Given records —
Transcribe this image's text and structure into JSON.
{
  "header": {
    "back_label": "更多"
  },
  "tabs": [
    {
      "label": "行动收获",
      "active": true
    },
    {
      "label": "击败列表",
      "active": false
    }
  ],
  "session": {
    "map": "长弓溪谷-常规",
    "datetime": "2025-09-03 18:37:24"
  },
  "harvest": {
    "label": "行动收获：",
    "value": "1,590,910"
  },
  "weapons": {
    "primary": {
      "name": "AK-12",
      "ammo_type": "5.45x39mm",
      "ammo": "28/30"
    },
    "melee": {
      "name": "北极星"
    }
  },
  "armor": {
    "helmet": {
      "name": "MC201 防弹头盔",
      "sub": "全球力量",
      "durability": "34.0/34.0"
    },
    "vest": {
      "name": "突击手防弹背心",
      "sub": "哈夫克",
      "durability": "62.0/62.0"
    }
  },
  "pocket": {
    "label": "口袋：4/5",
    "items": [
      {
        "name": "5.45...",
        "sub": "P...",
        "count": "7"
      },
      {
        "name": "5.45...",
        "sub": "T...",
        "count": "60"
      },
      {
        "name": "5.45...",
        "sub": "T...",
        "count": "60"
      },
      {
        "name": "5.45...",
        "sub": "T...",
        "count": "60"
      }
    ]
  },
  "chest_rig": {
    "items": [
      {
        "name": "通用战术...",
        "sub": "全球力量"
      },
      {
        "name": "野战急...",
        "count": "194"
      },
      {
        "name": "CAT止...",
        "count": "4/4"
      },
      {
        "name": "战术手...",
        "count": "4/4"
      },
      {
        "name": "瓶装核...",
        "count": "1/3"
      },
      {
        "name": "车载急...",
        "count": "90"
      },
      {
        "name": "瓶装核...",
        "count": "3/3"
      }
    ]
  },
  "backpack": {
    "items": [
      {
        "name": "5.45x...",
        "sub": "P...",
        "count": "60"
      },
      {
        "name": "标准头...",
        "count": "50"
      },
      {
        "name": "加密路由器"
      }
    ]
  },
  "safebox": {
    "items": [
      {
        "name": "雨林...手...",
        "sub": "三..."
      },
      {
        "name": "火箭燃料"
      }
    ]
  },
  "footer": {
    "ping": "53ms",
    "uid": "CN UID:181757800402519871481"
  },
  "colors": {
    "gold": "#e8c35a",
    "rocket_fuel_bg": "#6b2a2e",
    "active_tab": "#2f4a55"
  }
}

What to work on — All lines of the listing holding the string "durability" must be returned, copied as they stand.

Response box —
      "durability": "34.0/34.0"
      "durability": "62.0/62.0"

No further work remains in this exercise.